- (Received Pronunciation) IPA(key): /ɪnˈseɪ.ʃɪət/, /ɪnˈseɪ.ʃɪ.ət/
- (General American) IPA(key): /ɪnˈseɪ.ʃɪt/, /ɪnˈseɪ.ʃi.ɪt/
- Hyphenation: in‧sa‧tiate, in‧sa‧ti‧ate
- (archaic or literary) That is not satiated; insatiable.
- 1595 December 9 (first known performance), [William Shakespeare], The Tragedie of King Richard the Second. […] (First Quarto), London: […] Valentine Simmes for Androw Wise, […], published 1597, OCLC 213833262, [Act II, scene i]:
- Light vanitie inſatiate cormorant, / Conſuming meanes ſoone praies vpon it selfe: [...]
- 1667, John Milton, “Book II”, in Paradise Lost. A Poem Written in Ten Books, London: […] [Samuel Simmons], […], OCLC 228722708; republished as Paradise Lost in Ten Books: […], London: Basil Montagu Pickering […], 1873, OCLC 230729554, lines 5–10:
- Satan exalted ſat, by merit raiſ'd / To that bad eminence; and from deſpair / Thus high uplifted beyond hope, aſpires / Beyond thus high, inſatiate to pursue / Vain Warr with Heav'n, and by ſucceſs untaught / His proud imaginations thus diſplaid.
- 1818, [Mary Shelley], chapter III, in Frankenstein; or, The Modern Prometheus. In Three Volumes, volume III, London: Printed [by Macdonald and Son] for Lackington, Hughes, Harding, Mavor, & Jones, OCLC 830979744, pages 49–50:
- I shuddered to think who might be the next victim sacrificed to his insatiate revenge.
- 1878, John Addington Symonds, “Le Jeune Homme Caressant sa Chimère. For an Intaglio.”, in Many Moods: A Volume of Verse, London: John Murray, […], OCLC 10426240, page 36:
- A boy of eighteen years mid myrtle-boughs / Lying love-languid on a morn of May, / Watched half-asleep his goats insatiate browse / Thin shoots of thyme and lentisk, by the spray / Of biting sea-winds bitter made and grey: [...]
- 1888–1891, Herman Melville, “[Billy Budd, Foretopman.] Chapter V.”, in Billy Budd and Other Stories, London: John Lehmann, published 1951, OCLC 639975898, page 240:

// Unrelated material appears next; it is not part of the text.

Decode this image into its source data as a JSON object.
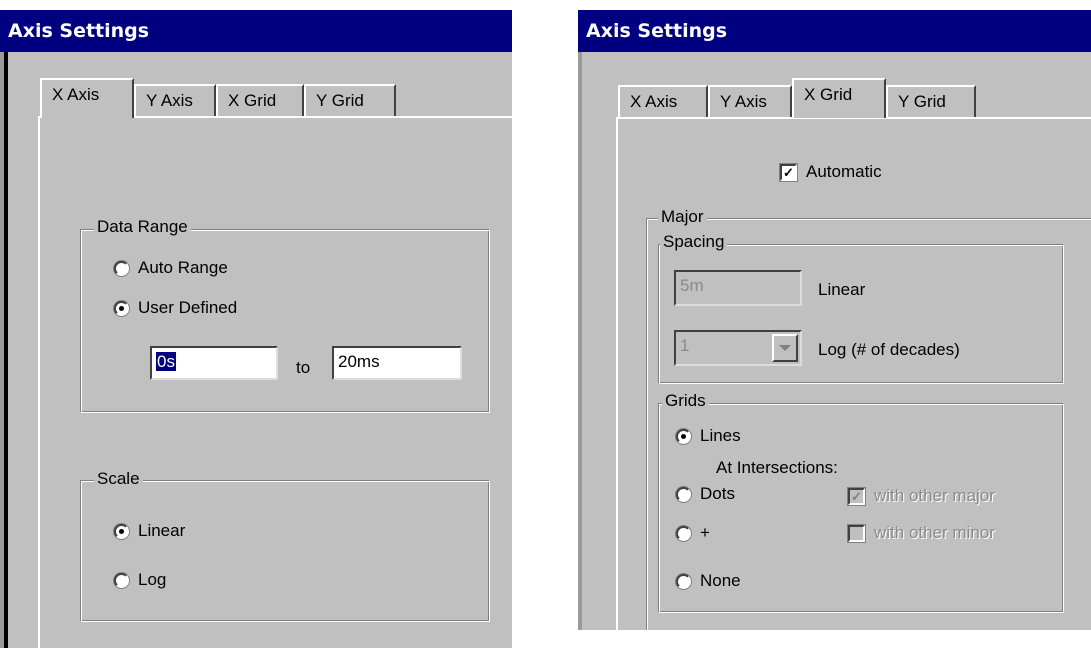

- [T]hat mode of manning the fleet, a mode now fallen into a sort of abeyance but never formally renounced, it was not practicable to give up in those years. Its abrogation would have crippled the indispensable fleet, [...] a fleet the more insatiate in demand for men, because then multiplying its ships of all grades against contingencies present and to come of the convulsed Continent.